This NFL football season has seen the rise of the Denver Broncos into first place in their division. You might be awed by this fact (or not!), but forget this truth: most of the players and coaches on this year’s roster were not on last year’s roster. They were fired, traded, and waived. The lesson is simple: if things are not what you want, fire everyone!
But, as I have noted several times, sports is not like business. In business, a manager taking over a team can’t “fire everyone.” There are HR rules for that and you simply showing up as a manager for a team doesn’t mean you get to break the HR rules. But if you want to improve your team, how do you do it?
Ignore the advice of the former manager; this is your team
Every good manager tells an incoming manager about their team. John does this and Mary does that. Take it all with a grain of salt.
When you come on the team as a manager (or, for that matter, a new team member), the team dynamic changes. The team needs to rebuild because it is no longer the same. So listen to what the manager says, but make your own judgment about the individuals on the team. The former manager isn’t evaluated anymore on your team, you are.
Value the individual first, the team will come later
Yes, there is an “I” in team. Part of that is the individual being responsible for delivering work. But part of that is a manager recognizing individual performance. This is especially true if an individual’s work is not seen as contributing to the team. If the team doesn’t recognize the contribution, you need to show how it does. It improves the individual’s standing in the team and makes the rest of the team question what is a contribution and what isn’t.
That doesn’t mean you ignore the team dynamic, just ensure that each team member is recognized for their contribution to the work.
Determine an individual’s strengths for the work
When I interviewed all of the members of my new teams, I always asked them what their strength was for the work. The answers I got varied; that’s to be expected. The surprising outcome, however, was what the person said their strength was on the job rarely was. It was usually something else.
For example, I had a person who said his strength was his ability to analyze business processes and improve them.

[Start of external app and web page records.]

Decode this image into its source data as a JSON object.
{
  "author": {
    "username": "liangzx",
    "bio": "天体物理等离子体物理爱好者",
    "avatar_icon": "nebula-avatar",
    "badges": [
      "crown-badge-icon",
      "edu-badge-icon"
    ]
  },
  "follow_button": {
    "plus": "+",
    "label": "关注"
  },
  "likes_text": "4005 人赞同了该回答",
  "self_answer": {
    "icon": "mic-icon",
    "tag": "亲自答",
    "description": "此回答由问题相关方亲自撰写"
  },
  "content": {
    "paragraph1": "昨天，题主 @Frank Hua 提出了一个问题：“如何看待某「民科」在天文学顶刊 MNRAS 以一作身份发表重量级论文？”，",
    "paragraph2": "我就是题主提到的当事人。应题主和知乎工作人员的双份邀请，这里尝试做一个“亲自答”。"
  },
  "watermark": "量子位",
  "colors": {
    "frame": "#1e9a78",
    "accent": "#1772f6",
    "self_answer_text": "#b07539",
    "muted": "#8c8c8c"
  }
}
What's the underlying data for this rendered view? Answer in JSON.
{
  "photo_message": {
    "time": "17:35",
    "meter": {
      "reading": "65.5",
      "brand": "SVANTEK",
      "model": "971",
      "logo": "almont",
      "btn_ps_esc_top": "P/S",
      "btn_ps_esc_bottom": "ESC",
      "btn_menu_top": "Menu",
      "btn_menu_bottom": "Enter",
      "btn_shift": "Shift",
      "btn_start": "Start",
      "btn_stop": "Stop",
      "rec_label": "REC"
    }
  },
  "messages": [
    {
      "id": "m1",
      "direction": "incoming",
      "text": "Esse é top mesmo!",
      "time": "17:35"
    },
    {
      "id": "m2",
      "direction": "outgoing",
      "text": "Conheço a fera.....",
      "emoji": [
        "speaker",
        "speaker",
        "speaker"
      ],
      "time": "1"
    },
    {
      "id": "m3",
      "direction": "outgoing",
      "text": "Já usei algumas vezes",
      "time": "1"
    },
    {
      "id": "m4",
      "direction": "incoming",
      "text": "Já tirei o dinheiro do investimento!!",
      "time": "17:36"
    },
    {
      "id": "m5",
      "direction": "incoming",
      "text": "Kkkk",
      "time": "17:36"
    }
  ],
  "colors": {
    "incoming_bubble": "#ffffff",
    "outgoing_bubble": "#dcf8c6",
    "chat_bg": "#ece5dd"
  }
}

The reality was his strength was knowing how to get something done when the process got in the way and we needed to do something different outside the process.
Listen to what your employee says is their strength — but make your own judgment.
Give work to feed the strengths, starve the weaknesses
Too many managers dish out work without thinking about the strengths and weaknesses of the individuals on their team. Others want to help improve the weakness of a person, so they give them work that fits their weaknesses.
That’s dumb. Give people more of what they are good at doing. Since they are good at doing it, they will get it done faster, with greater quality and with more engagement in the work. Isn’t that what we want our employees to do?
Expect strong performance from each member of your team
When you supply a higher set of performance expectations from an individual — and help them to achieve them — you raise the overall performance of a team. How many managers have you heard say something like “Oh, that’s Joe. He will never be a superstar, so don’t give him anything important to do.”
Managers assign stardom through the work they delegate. If you can’t figure out the strength of a person and give the right work to them, of course they won’t shine. Give them the right stuff and you will get the maximum effort and production from a person who wants to deliver result
You can’t fire everyone, so you need to figure out how to get the best performance from your team.
Wouldn’t you want to work for a manager who figured out your strengths for the work, gave you work that matched your strengths, ignored the previous manager’s analysis and expected strong performance?